● **ENTRIES SUPPLIED**:
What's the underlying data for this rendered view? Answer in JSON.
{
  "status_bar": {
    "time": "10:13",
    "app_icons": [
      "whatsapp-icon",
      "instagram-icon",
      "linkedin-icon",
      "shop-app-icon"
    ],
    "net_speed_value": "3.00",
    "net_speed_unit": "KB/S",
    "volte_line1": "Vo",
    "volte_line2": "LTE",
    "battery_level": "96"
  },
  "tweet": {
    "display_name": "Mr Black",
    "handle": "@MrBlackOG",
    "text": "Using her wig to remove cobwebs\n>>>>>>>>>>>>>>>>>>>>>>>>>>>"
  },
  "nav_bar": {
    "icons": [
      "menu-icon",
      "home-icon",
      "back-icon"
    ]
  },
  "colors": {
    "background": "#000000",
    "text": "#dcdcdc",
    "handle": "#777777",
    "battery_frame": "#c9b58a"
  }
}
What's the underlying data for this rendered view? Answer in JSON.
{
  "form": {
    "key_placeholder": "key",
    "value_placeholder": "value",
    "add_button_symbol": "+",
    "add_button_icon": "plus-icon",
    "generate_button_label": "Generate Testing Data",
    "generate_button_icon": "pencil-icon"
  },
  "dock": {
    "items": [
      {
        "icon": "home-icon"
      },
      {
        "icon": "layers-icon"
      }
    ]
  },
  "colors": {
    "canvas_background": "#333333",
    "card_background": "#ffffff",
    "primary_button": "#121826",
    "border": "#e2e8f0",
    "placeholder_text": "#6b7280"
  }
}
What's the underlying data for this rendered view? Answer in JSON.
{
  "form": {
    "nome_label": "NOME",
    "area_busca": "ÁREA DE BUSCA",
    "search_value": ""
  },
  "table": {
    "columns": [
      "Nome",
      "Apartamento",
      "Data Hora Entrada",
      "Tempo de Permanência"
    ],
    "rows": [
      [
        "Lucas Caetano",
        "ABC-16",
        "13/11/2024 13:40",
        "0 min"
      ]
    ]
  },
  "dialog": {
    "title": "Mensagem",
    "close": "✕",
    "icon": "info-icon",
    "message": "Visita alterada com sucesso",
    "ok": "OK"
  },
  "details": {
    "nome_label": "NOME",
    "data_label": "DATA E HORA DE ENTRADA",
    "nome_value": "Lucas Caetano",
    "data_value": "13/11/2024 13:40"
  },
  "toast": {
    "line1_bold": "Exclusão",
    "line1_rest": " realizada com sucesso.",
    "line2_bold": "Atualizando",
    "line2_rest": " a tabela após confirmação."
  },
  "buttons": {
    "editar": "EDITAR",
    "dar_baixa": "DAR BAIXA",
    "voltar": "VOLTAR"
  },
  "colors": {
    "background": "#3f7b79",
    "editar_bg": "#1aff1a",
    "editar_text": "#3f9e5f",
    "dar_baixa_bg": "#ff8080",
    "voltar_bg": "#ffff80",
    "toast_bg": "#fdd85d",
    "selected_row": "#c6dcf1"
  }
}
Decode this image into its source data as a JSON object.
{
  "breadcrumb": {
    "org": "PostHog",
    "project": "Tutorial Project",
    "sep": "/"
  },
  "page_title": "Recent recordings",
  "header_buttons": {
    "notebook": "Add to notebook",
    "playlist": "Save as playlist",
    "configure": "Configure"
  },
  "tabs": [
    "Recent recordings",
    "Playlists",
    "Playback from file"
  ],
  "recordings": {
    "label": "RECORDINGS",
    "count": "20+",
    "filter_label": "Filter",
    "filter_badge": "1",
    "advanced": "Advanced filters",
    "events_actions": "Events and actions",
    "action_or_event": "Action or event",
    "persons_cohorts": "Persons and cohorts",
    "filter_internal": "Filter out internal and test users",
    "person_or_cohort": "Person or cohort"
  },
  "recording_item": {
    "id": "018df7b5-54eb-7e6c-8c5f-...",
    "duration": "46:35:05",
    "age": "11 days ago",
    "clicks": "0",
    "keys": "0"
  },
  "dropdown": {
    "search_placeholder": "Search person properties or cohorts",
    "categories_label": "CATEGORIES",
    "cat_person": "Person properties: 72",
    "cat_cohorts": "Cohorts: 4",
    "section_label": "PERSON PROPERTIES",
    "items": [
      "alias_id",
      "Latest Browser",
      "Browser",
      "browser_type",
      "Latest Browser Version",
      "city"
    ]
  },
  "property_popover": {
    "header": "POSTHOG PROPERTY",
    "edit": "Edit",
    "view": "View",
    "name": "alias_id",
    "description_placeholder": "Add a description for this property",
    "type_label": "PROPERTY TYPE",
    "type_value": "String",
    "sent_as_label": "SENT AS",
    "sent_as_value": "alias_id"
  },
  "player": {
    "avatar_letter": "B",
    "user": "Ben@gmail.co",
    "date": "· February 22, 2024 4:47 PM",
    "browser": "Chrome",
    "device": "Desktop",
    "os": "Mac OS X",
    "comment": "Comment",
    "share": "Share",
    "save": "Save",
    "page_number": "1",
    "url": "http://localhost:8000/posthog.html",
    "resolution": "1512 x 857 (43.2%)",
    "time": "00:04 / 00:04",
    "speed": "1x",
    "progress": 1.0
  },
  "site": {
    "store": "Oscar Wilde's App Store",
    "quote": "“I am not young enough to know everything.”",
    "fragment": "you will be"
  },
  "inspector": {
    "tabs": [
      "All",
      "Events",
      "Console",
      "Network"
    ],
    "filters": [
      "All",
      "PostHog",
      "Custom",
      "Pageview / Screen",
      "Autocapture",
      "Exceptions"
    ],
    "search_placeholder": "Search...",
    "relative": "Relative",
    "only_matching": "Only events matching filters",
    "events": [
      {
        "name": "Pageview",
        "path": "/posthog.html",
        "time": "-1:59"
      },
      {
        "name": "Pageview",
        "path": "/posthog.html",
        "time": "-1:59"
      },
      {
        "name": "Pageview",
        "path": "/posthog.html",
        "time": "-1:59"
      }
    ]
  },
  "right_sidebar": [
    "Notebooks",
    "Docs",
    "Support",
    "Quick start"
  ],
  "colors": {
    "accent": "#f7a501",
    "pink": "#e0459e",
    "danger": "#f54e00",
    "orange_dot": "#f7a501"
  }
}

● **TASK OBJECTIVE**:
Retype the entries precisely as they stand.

● **ANSWER FOR THIS EXERCISE**:
What's the underlying data for this rendered view? Answer in JSON.
{
  "status_bar": {
    "time": "10:13",
    "app_icons": [
      "whatsapp-icon",
      "instagram-icon",
      "linkedin-icon",
      "shop-app-icon"
    ],
    "net_speed_value": "3.00",
    "net_speed_unit": "KB/S",
    "volte_line1": "Vo",
    "volte_line2": "LTE",
    "battery_level": "96"
  },
  "tweet": {
    "display_name": "Mr Black",
    "handle": "@MrBlackOG",
    "text": "Using her wig to remove cobwebs\n>>>>>>>>>>>>>>>>>>>>>>>>>>>"
  },
  "nav_bar": {
    "icons": [
      "menu-icon",
      "home-icon",
      "back-icon"
    ]
  },
  "colors": {
    "background": "#000000",
    "text": "#dcdcdc",
    "handle": "#777777",
    "battery_frame": "#c9b58a"
  }
}
What's the underlying data for this rendered view? Answer in JSON.
{
  "form": {
    "key_placeholder": "key",
    "value_placeholder": "value",
    "add_button_symbol": "+",
    "add_button_icon": "plus-icon",
    "generate_button_label": "Generate Testing Data",
    "generate_button_icon": "pencil-icon"
  },
  "dock": {
    "items": [
      {
        "icon": "home-icon"
      },
      {
        "icon": "layers-icon"
      }
    ]
  },
  "colors": {
    "canvas_background": "#333333",
    "card_background": "#ffffff",
    "primary_button": "#121826",
    "border": "#e2e8f0",
    "placeholder_text": "#6b7280"
  }
}
What's the underlying data for this rendered view? Answer in JSON.
{
  "form": {
    "nome_label": "NOME",
    "area_busca": "ÁREA DE BUSCA",
    "search_value": ""
  },
  "table": {
    "columns": [
      "Nome",
      "Apartamento",
      "Data Hora Entrada",
      "Tempo de Permanência"
    ],
    "rows": [
      [
        "Lucas Caetano",
        "ABC-16",
        "13/11/2024 13:40",
        "0 min"
      ]
    ]
  },
  "dialog": {
    "title": "Mensagem",
    "close": "✕",
    "icon": "info-icon",
    "message": "Visita alterada com sucesso",
    "ok": "OK"
  },
  "details": {
    "nome_label": "NOME",
    "data_label": "DATA E HORA DE ENTRADA",
    "nome_value": "Lucas Caetano",
    "data_value": "13/11/2024 13:40"
  },
  "toast": {
    "line1_bold": "Exclusão",
    "line1_rest": " realizada com sucesso.",
    "line2_bold": "Atualizando",
    "line2_rest": " a tabela após confirmação."
  },
  "buttons": {
    "editar": "EDITAR",
    "dar_baixa": "DAR BAIXA",
    "voltar": "VOLTAR"
  },
  "colors": {
    "background": "#3f7b79",
    "editar_bg": "#1aff1a",
    "editar_text": "#3f9e5f",
    "dar_baixa_bg": "#ff8080",
    "voltar_bg": "#ffff80",
    "toast_bg": "#fdd85d",
    "selected_row": "#c6dcf1"
  }
}
Decode this image into its source data as a JSON object.
{
  "breadcrumb": {
    "org": "PostHog",
    "project": "Tutorial Project",
    "sep": "/"
  },
  "page_title": "Recent recordings",
  "header_buttons": {
    "notebook": "Add to notebook",
    "playlist": "Save as playlist",
    "configure": "Configure"
  },
  "tabs": [
    "Recent recordings",
    "Playlists",
    "Playback from file"
  ],
  "recordings": {
    "label": "RECORDINGS",
    "count": "20+",
    "filter_label": "Filter",
    "filter_badge": "1",
    "advanced": "Advanced filters",
    "events_actions": "Events and actions",
    "action_or_event": "Action or event",
    "persons_cohorts": "Persons and cohorts",
    "filter_internal": "Filter out internal and test users",
    "person_or_cohort": "Person or cohort"
  },
  "recording_item": {
    "id": "018df7b5-54eb-7e6c-8c5f-...",
    "duration": "46:35:05",
    "age": "11 days ago",
    "clicks": "0",
    "keys": "0"
  },
  "dropdown": {
    "search_placeholder": "Search person properties or cohorts",
    "categories_label": "CATEGORIES",
    "cat_person": "Person properties: 72",
    "cat_cohorts": "Cohorts: 4",
    "section_label": "PERSON PROPERTIES",
    "items": [
      "alias_id",
      "Latest Browser",
      "Browser",
      "browser_type",
      "Latest Browser Version",
      "city"
    ]
  },
  "property_popover": {
    "header": "POSTHOG PROPERTY",
    "edit": "Edit",
    "view": "View",
    "name": "alias_id",
    "description_placeholder": "Add a description for this property",
    "type_label": "PROPERTY TYPE",
    "type_value": "String",
    "sent_as_label": "SENT AS",
    "sent_as_value": "alias_id"
  },
  "player": {
    "avatar_letter": "B",
    "user": "Ben@gmail.co",
    "date": "· February 22, 2024 4:47 PM",
    "browser": "Chrome",
    "device": "Desktop",
    "os": "Mac OS X",
    "comment": "Comment",
    "share": "Share",
    "save": "Save",
    "page_number": "1",
    "url": "http://localhost:8000/posthog.html",
    "resolution": "1512 x 857 (43.2%)",
    "time": "00:04 / 00:04",
    "speed": "1x",
    "progress": 1.0
  },
  "site": {
    "store": "Oscar Wilde's App Store",
    "quote": "“I am not young enough to know everything.”",
    "fragment": "you will be"
  },
  "inspector": {
    "tabs": [
      "All",
      "Events",
      "Console",
      "Network"
    ],
    "filters": [
      "All",
      "PostHog",
      "Custom",
      "Pageview / Screen",
      "Autocapture",
      "Exceptions"
    ],
    "search_placeholder": "Search...",
    "relative": "Relative",
    "only_matching": "Only events matching filters",
    "events": [
      {
        "name": "Pageview",
        "path": "/posthog.html",
        "time": "-1:59"
      },
      {
        "name": "Pageview",
        "path": "/posthog.html",
        "time": "-1:59"
      },
      {
        "name": "Pageview",
        "path": "/posthog.html",
        "time": "-1:59"
      }
    ]
  },
  "right_sidebar": [
    "Notebooks",
    "Docs",
    "Support",
    "Quick start"
  ],
  "colors": {
    "accent": "#f7a501",
    "pink": "#e0459e",
    "danger": "#f54e00",
    "orange_dot": "#f7a501"
  }
}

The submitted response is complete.